I am looking for any of these guy’s that were in the Motar Squad that I was in in Korea in 1950-51 Group is A CO.,1st. BN.,5TH. MAR.
I am writing in regards to the Chosin Reservoir campaign. My Uncle, who recently died, was one of 30 Marines left of 203 from the 1st.Batallion, Easy company. His name was Donald McDonald, but everyone called him "Jake". I have attached an article I scanned from the Toledo Blade newspaper written in early 1951. I was wondering if you knew of any other survivors from this battle, or his company, that might have known him. Any information would be greatly appreciated. I also have a December 25 1950 Life Magazine with his picture in it. If your interested, I would be willing to scan the entire article and send it to you.
In 1950, the north Koreans were almost successful in using their military to secure the Korean peninsula. A number of strategic-level events stopped them short, such as the rapid build-up of U.S. forces, the overextension of north Korean supply lines, and the cumulative losses the north Koreans suffered after so many days of combat. The surprise American attack through Inchon and into Seoul severed the north’s supply lines and sent them fleeing. American, Republic of Korea (ROK), and UN forces drove them all the way to the Yalu River. That’s when the Chinese intervened.
I took three photos late April 1953, which developed into quite a story. I was with Dog Company 5th Regiment, 1st Marine Division. While we boarded old Japanese built rail cars coupled up to a steam engine, I named the old ?Honey bucket Express? while we were boarding the rail cars old Korean men worked up and down the tracks, oiling all of the moving parts of the engine. Then opening the packing lids on the rail car wheels, and adding oil, letting them close with a loud clang. A tank filled to provide water for the boilers and the coal hopper was shoved full. When that was over one of them swung a signal lantern and we left on a 4 to 6 hour 55-mile ride to the port of Inchon Korea. Where a convoy of ships laid waiting to take us on a MarLEX = Marine Landing EXersizes. She never attained a top speed of over 40-m.p.h. Shortly after we were underway, we ate rations for chow, previously loaded by the service battalion, along with fruit, and treated potable water in five-gallon cans used to refilled canteens. The railcars had rows of wooden seats back to back, bolted down to a bare wooden floor on either side of a center isle there were no toilets, or running water, so we made a number of stops along the way for head calls^, military traffic animal crossings, and other trains. As we traveled through the countryside, Korean people working out in rice fields carried wooden yokes on their shoulders with two buckets hung either side using a gourd dipper, dipping from ?honey buckets?, and pouring it down the rows, it was human excrement.

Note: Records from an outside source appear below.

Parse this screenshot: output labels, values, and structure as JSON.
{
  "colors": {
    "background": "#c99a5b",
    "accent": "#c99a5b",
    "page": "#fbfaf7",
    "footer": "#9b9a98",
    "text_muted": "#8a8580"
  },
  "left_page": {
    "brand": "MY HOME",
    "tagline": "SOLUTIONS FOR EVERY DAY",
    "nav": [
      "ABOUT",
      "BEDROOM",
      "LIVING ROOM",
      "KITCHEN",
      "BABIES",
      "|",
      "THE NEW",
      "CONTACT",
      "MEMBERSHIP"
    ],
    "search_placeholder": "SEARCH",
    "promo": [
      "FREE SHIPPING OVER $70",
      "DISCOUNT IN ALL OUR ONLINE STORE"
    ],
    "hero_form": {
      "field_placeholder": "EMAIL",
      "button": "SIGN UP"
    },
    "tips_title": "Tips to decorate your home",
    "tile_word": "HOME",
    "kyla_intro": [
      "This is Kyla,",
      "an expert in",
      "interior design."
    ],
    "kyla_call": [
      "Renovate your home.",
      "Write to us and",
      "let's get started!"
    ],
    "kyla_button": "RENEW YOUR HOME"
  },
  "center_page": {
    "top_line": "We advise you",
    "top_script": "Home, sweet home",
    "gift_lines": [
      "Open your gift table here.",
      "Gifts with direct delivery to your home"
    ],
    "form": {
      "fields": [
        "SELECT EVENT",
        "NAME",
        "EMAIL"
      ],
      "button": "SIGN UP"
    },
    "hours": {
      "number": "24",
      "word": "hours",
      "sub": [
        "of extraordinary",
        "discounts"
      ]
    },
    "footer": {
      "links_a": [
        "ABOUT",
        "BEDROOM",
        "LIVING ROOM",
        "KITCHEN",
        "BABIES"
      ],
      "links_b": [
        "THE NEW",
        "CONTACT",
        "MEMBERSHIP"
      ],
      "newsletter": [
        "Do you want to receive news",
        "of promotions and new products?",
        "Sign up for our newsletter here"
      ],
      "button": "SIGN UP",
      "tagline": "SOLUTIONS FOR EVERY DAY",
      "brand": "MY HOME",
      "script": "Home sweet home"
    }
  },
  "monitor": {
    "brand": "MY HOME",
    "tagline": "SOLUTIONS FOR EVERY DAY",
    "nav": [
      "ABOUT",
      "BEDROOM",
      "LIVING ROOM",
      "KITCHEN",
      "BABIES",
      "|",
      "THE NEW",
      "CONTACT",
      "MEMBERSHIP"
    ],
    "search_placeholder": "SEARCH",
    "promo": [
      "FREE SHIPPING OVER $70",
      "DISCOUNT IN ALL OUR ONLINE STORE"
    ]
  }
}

It was mid autumn 1951 on the Eastern Front at the Punchbowl sector. I was basically a boot-ass replacement in “A” Company 1st Tank Battalion (Our Company Commander was Capt. Schnell), and I was anxiously awaiting my baptism of fire any day now, as our tank company was operating practically every other day with direct fire combat missions.
This is a photo that was taken with my Argus, C-3 camera, some time before July 16th 1953, and the last time I was on line. We were on hill 229; our MLR, our combat Outpost was Kate, hill 128= 2000 yards north, of the trench line at Able Gate. And Our Dog Company 2nd Battalion, 5th Marine Regiment Commander was Lt Col. Andrew Geer. Our Company Commanding Officer was Captain Woods, I had been a BAR man in the 3rd squad 2nd platoon 1st fire team for nine months, but had transferred to a 3.5 rocket launcher platoon in May 1953 when the 33rd draft arrived, My good buddy Cliff Kroeber encouraged me to do it. It was an easy transfer handled by Lt. Evans; he knew I had a wife and child waiting for me in Con.US. Before we went on the two MarLEXes = Marine landing EXersizes in May and June 1953 that I have recorded in my diary, and written about in another reflection, I trained on the weapon and became a gunner. Since I had survived a lot of line time for past nine months, and was getting close to being a short timer. Early in the morning after my night watch, I left Able Gate where I was stationed and passed through on my way to the supply point that was on south behind a hill where I would get a 5 gallon can of water; I stopped to say hi to these guys, and took this photo, the five Marines with mud on their bloused pants had been out on one of the patrols that were carried out each night, they probably hadn’t had a lot of sleep, [no we didn’t weekends off, our base pay was $122, $45 combat, $12 overseas; $10 was deducted for insurance each month there wasn’t much need for money since the Marine Corps gave us cloths ammo food, and a place to sleep, so I sent most of my pay home to my wife, Parthene. Keeping enough to buy film and pogy bate from the PX truck when we were off line.
In the mountainous terrain of North Korea during sub-zero winter conditions, along and in the hills surrounding a primitive road barely wide enough for a single modern vehicle to pass, the battle of Chosin Reservoir took place. It has been termed by historians as the most savage battle in modern warfare, and was cited by President Reagan in his first inaugural address as one of the epics of military history.